The camera has made it to it’s final destination. I got a text this morning from Kat saying she received the camera, and plans on getting it to me at some point this weekend.
Also things smell like perfume.
Which one of you beautiful geniuses sprayed the notebook, 5th grade love letter style? Because yes I like you and yes I’d like to go steady at group rock & roll bowling on Friday. xoxoxo
When was super depressed, I wasn’t working—I was always too depressed. Hemingway did his best work when he didn’t drink, then he drank himself to death and blew his head off with a shotgun. Someone asked John Cheever, “What’d you learn from Hemingway?” and he said “I learned not to blow my head off with a shotgun.” I remember going to the Michigan poetry festival, meeting Etheridge Knight there and Robert Creeley. Creeley was so drunk—he was reading and he only had one eye, of course, and had to hold his book like two inches from his face using his one good eye. But you look at somebody like George Saunders—I think he’s the best short story writer in English alive—that’s somebody who tries very hard to live a sane, alert life.
You’re present when you’re not drinking a fifth of Jack Daniel’s every day. It’s probably better for your writing career, you know? I think being tortured as a virtue is a kind of antiquated sense of what it is to be an artist.” —
In an interview with The Fix, Mary Karr debunks the toxic mythology that it is necessary to be damaged in order to be creative.
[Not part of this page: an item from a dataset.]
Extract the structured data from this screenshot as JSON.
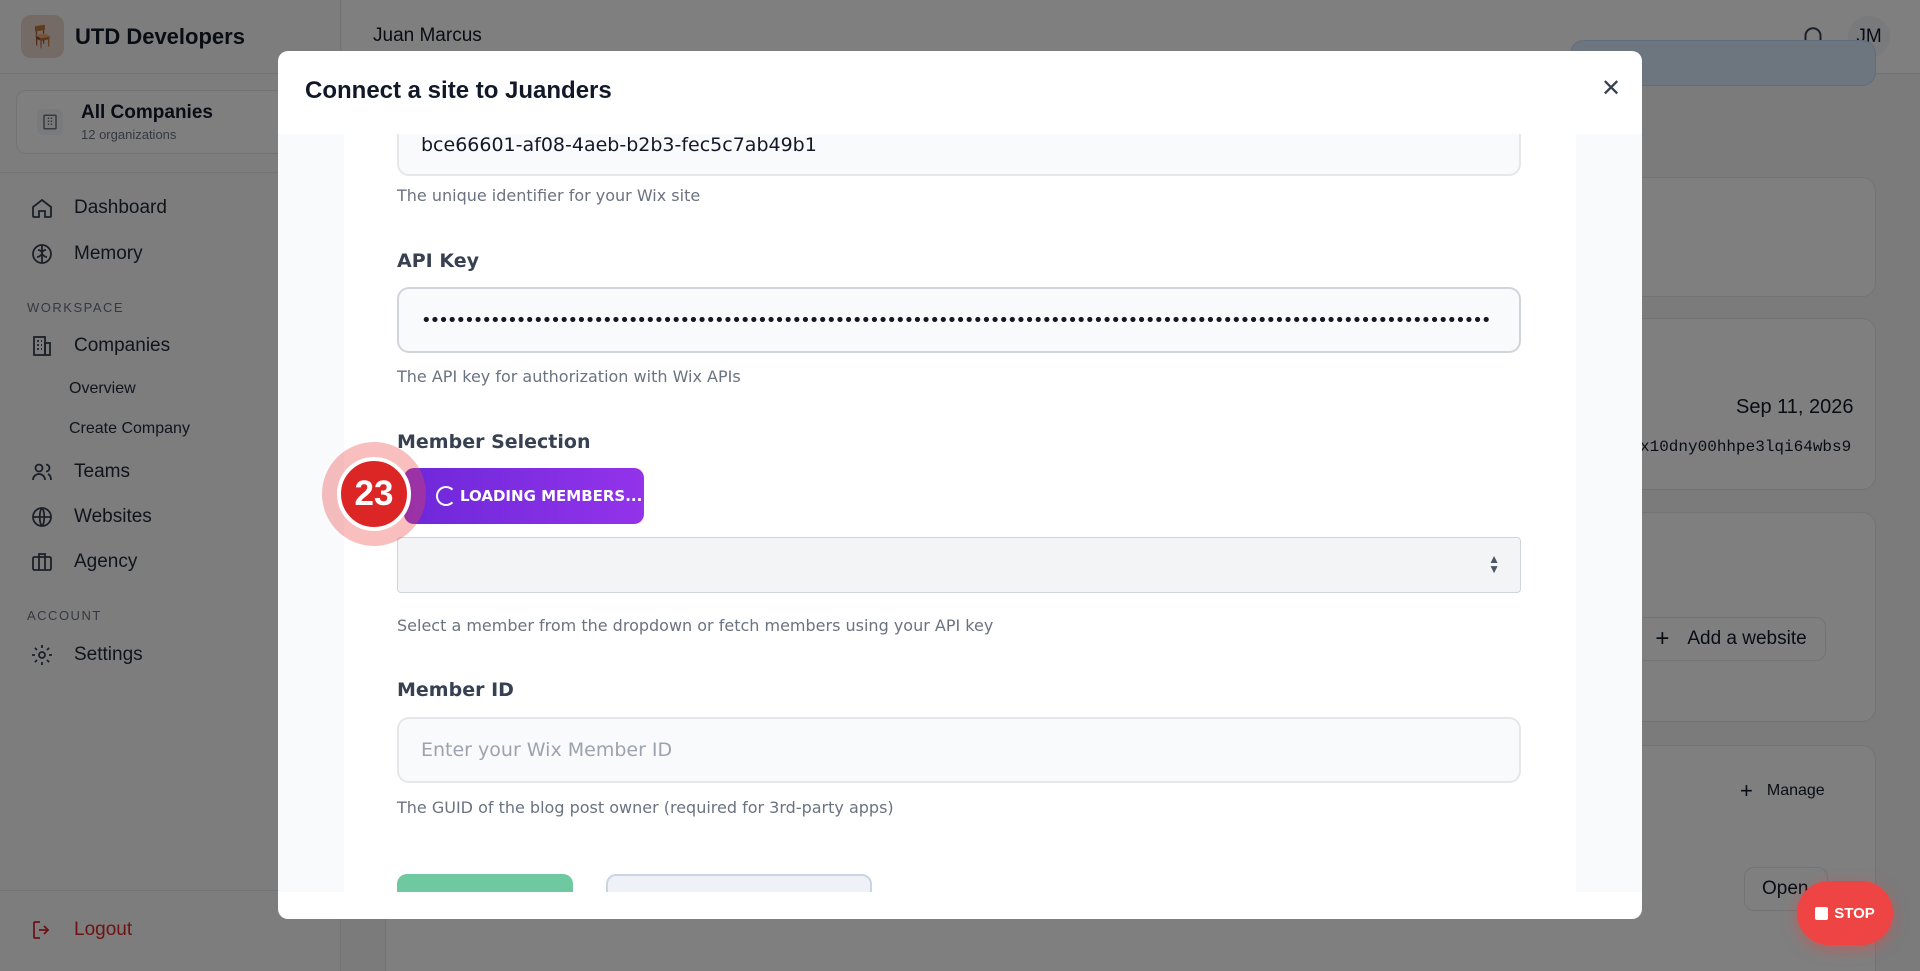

My own vehement defiance to that mythology is what led me to choose Ray Bradbury – the ultimate epitome of creating from joy rather than suffering – as the subject of my contribution to The New York Times’ The Lives They Lived.
Pair with Karr on why writers write.
| Stevie Nicks (via laesquinalatina)
I DIDN’T THINK I COULD LOVE HER MORE.
I think mainstream American Superhero comics lag a little behind other expressions of teenage life in culture, and if you do that, you’re risking writing comics that appeal to the parents of teenagers rather than the teenagers themselves.
In terms of blocks, I suspect a good chunk of it comes out of comics being a visual medium. Text is a great obfuscator of content. You can read a book, and your parents will never know that it contains matter they’d have trouble with, because they’re never actually going to read it. But comics, being visual, are transparent. At a glance, they can judge it — and so often judge it at a glance, without actually reading it.
So you walk a line. I started “Young Avengers” with the scene for a number of reasons, but one of them was certainly seeing if Marvel would let me do it. If I weren’t able to write that, I’d have had to bow out of the gig, because there would be no way of doing anything I thought worth doing.
Marvel didn’t even raise an eyebrow.
I think the biggest blockade to the creation of the content is creators not choosing to create the content.” —From my new interview about Young Avengers over at CBR, which finds me in a pugnacious somewhat wanky mode. (via kierongillen)